Romance blooms between a troubled man with a
dark past and his suicidal sister's lonely psychiatrist.
The Prince of Tides (1991)
Directed by Barbra Streisand
Written by Pat Conroy and Becky Johnston
Starring Nick Nolte, Barbra Streisand, Blythe Danner,
Kate Nelligan, Melinda Dillon, George Carlin, Jeroen Krabbé,
Jason Gould, Brad Sullivan
Based on the novel by Pat Conroy
Oscar Nominations - Best Picture, Best Actor (Nick Nolte),
Best Supporting Actress (Kate Nelligan), Best Adapted Screenplay, Best Cinematography, Best Art Direction, Best Original Score (James Newton Howard)
Oscar bait is a coin toss sometimes. There's hardly ever any middle ground.

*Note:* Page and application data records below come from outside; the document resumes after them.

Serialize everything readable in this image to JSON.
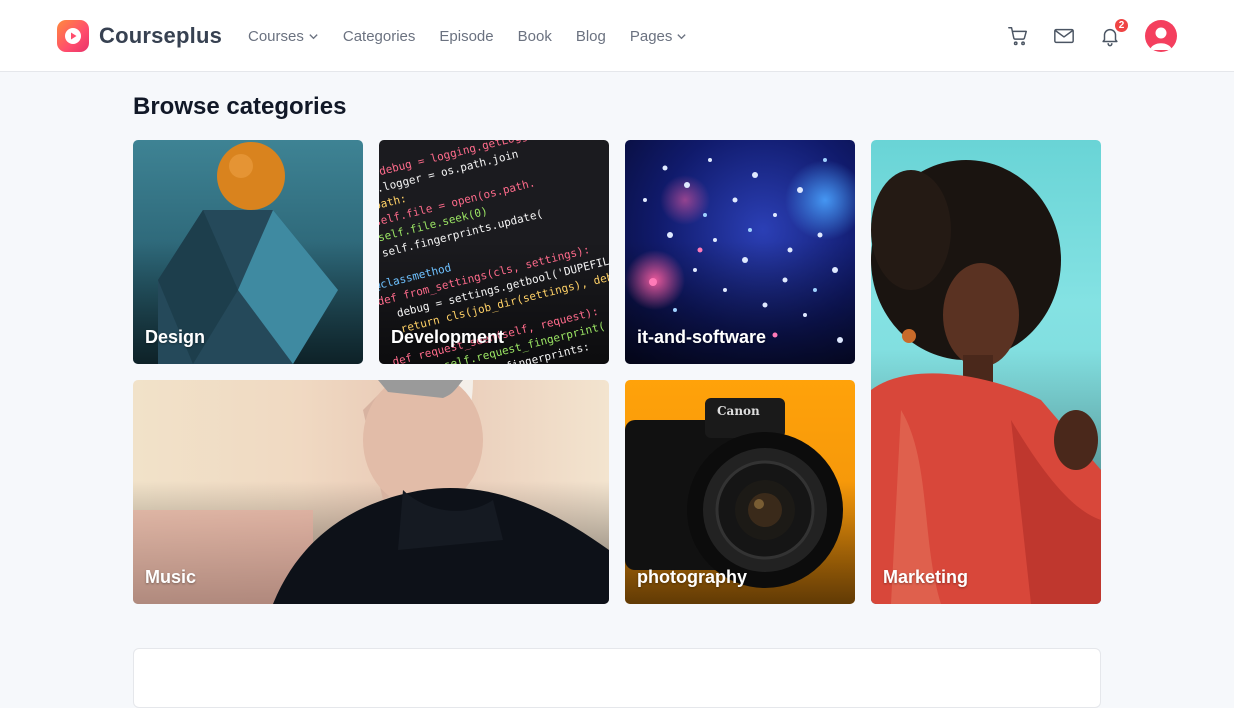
{
  "brand": {
    "name": "Courseplus",
    "accent": "#ff4d6d"
  },
  "nav": {
    "items": [
      {
        "label": "Courses",
        "has_dropdown": true
      },
      {
        "label": "Categories",
        "has_dropdown": false
      },
      {
        "label": "Episode",
        "has_dropdown": false
      },
      {
        "label": "Book",
        "has_dropdown": false
      },
      {
        "label": "Blog",
        "has_dropdown": false
      },
      {
        "label": "Pages",
        "has_dropdown": true
      }
    ]
  },
  "header_actions": {
    "icons": [
      "cart-icon",
      "mail-icon",
      "bell-icon"
    ],
    "notification_count": "2"
  },
  "main": {
    "title": "Browse categories",
    "categories": [
      {
        "label": "Design"
      },
      {
        "label": "Development"
      },
      {
        "label": "it-and-software"
      },
      {
        "label": "Marketing"
      },
      {
        "label": "Music"
      },
      {
        "label": "photography"
      }
    ]
  },
  "colors": {
    "badge": "#ef4444",
    "avatar": "#f43f5e"
  }
}
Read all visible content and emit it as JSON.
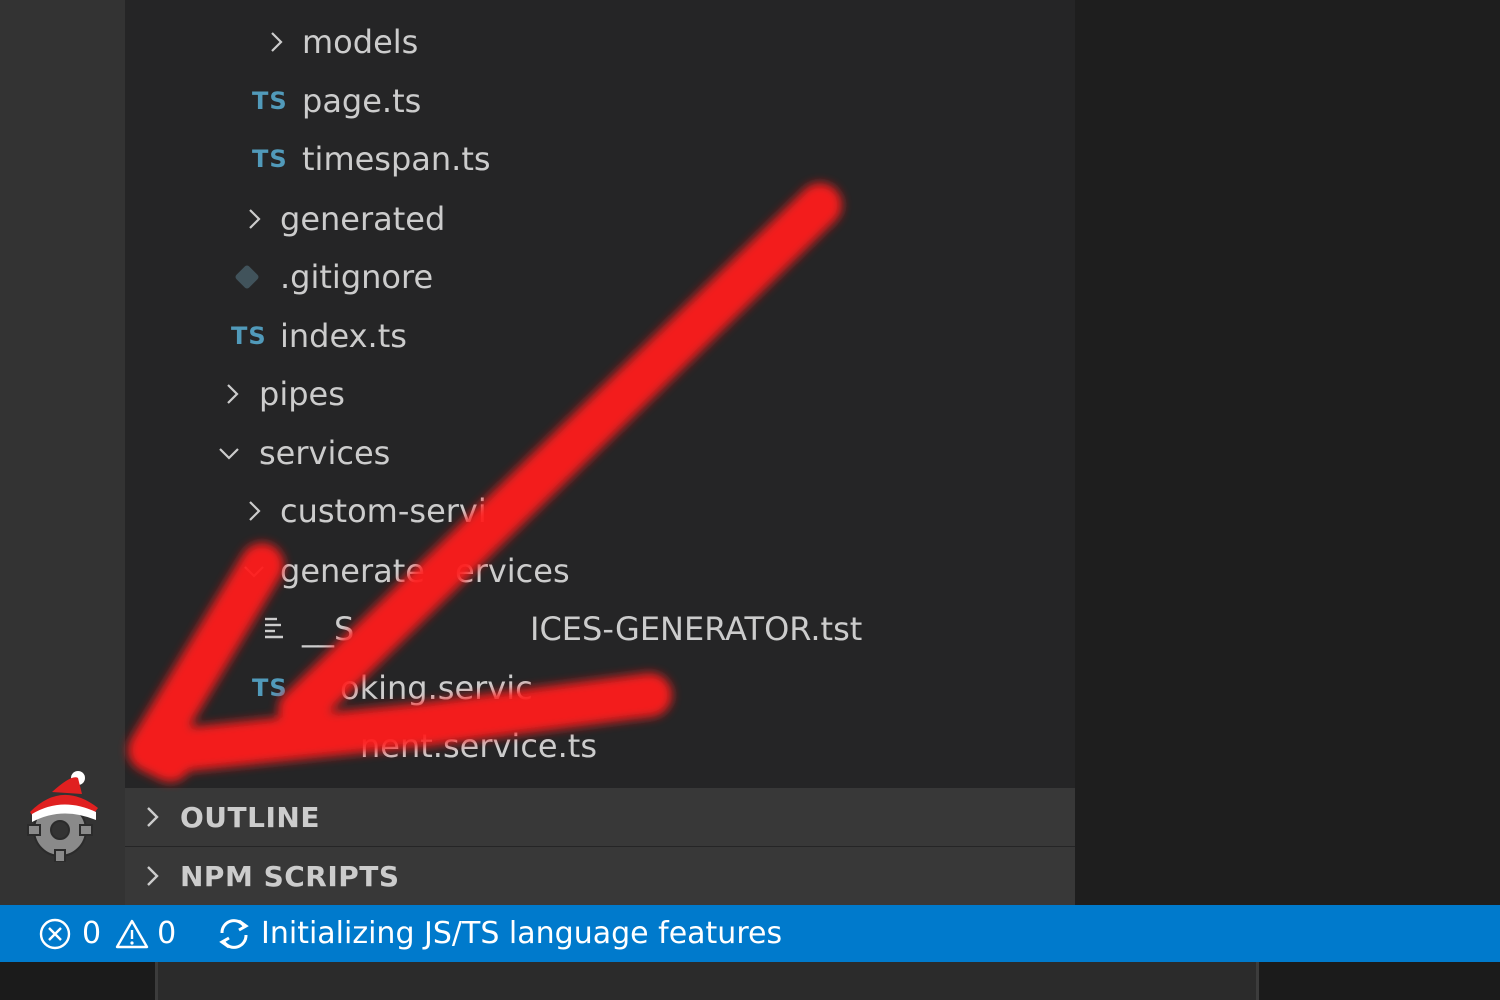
{
  "explorer": {
    "items": [
      {
        "label": "models",
        "type": "folder",
        "expanded": false
      },
      {
        "label": "page.ts",
        "type": "ts",
        "icon": "TS"
      },
      {
        "label": "timespan.ts",
        "type": "ts",
        "icon": "TS"
      },
      {
        "label": "generated",
        "type": "folder",
        "expanded": false
      },
      {
        "label": ".gitignore",
        "type": "git"
      },
      {
        "label": "index.ts",
        "type": "ts",
        "icon": "TS"
      },
      {
        "label": "pipes",
        "type": "folder",
        "expanded": false
      },
      {
        "label": "services",
        "type": "folder",
        "expanded": true
      },
      {
        "label": "custom-servi",
        "type": "folder",
        "expanded": false
      },
      {
        "label": "generate",
        "type": "folder",
        "expanded": true
      },
      {
        "label": "ervices",
        "type": "fragment"
      },
      {
        "label": "__S",
        "type": "template"
      },
      {
        "label": "ICES-GENERATOR.tst",
        "type": "fragment"
      },
      {
        "label": "oking.servic",
        "type": "ts",
        "icon": "TS"
      },
      {
        "label": "nent.service.ts",
        "type": "ts-partial"
      }
    ]
  },
  "sections": {
    "outline": "OUTLINE",
    "npm_scripts": "NPM SCRIPTS"
  },
  "status_bar": {
    "errors": "0",
    "warnings": "0",
    "message": "Initializing JS/TS language features"
  },
  "colors": {
    "status_bar": "#007acc",
    "sidebar": "#252526",
    "activity_bar": "#333333",
    "ts_icon": "#519aba",
    "annotation": "#ff1a1a"
  }
}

They are either cliched dramas you've seen a million times or they really are something to behold. For me, The Prince of Tides is the latter, and a total surprise. I fully expected this to be a slow, dull affair, but it's actually a poignant, engaging drama about conquering your personal demons. Nick Nolte delivers what is likely the performance of his career, and his chemistry with Barbra Streisand is electric. Every subplot is interesting and has meaning to the larger story. It's a shame this didn't take home any statues back at the 64th Academy Awards, but then again, it did go up against The Silence of the Lambs.
One day, South Carolina born and raised Tom Wingo (Nolte) learns his sister tried to kill herself. Tom goes to New York to be with her and starts talking to her psychiatrist, Dr. Susan Lowenstein (Streisand). The two hit it off, first as friends and then it starts to deepen. More so, she is able to get Tom to open up about his abusive, horrific childhood. There's a particular moment that comes out of fucking nowhere that will stay in my head forever. It's amazing how Tom is determined not to let his trauma ruin his life or his kids' lives, although it does put a strain on his marriage. There are more than a few tearful moments in this film.
The Prince of Tides, I would argue, is severly underrated at this point. It was a box office hit, it was up for seven Oscars, and yet nobody is talking about it anymore. Nolte and Streisand are fantastic together, the subject matter is fairly relatable, the score is gorgeous, and the message is powerful. Don't internalize your pain. Let it out, work through it, and you'll be okay.